    producing a sizeable profit
    As a professional, Tanner earned more than $2 million and signed lucrative endorsement deals.
    New York Times (Feb 13, 2012)
  93. ludicrous
    incongruous;inviting ridicule
    At the first blush it had appeared ludicrous—incredible; but, on reflection, there was, he found, nothing so extravagant in it.
    Trollope, Frances Eleanor
  94. lugubrious
    excessively mournful
    In the gay capital of France he led a wretched life, in constant dread of future disaster, and ceaselessly uttering lugubrious prognostications.
    Baird, Henry Martyn
  95. lull
    make calm or still
    Terence, lulled by tears, had fallen asleep long since upon the floor.
    Wingfield, Lewis
  96. luminary

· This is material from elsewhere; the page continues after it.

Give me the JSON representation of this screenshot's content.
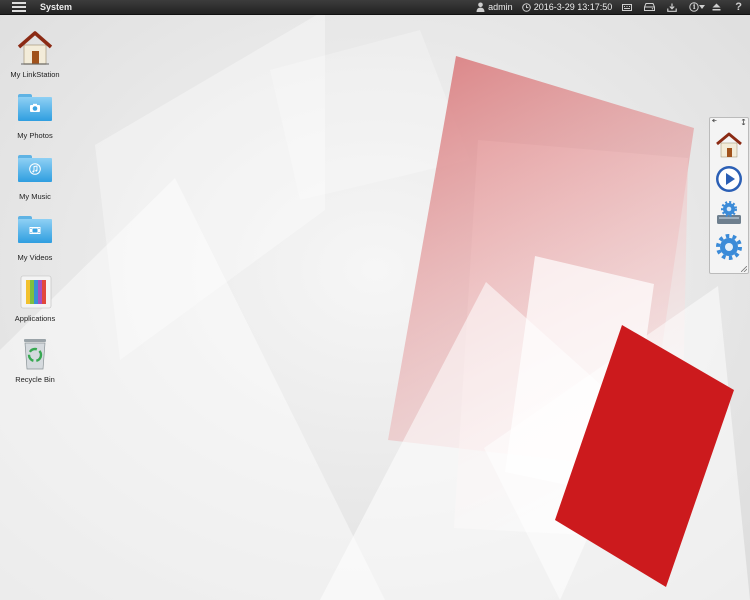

    a celebrity who is an inspiration to others
    Founded in 1947, the group's members have included such luminaries as Walt Disney, Spencer Tracy and another American president, Ronald Reagan.
    Seattle Times (Apr 11, 2011)
  97. lunar
    of or relating to or associated with the moon
    But when the Moon shrinks to a crescent - as it has this week - lunar light pollution is less of an issue.
    BBC (Jan 4, 2011)
  98. lurid
    horrible in fierceness or savagery
    The Ukrainian press, not surprisingly, had a field day with the story, writing thinly sourced exposés filled with lurid details.
    New York Times (Nov 18, 2011)
  99. lurk
    lie in wait, lie in ambush, behave in a sneaky and secretive manner
    The Cape Mounted Rifles went out in skirmishing order, ahead of the infantry, keeping a vigilant look-out for lurking foes.
    Henty, G. A. (George Alfred)
  100. lustrous
    reflecting light
    For instance, in chemical composition the lustrous diamond is nothing but crystallized carbon.
    Various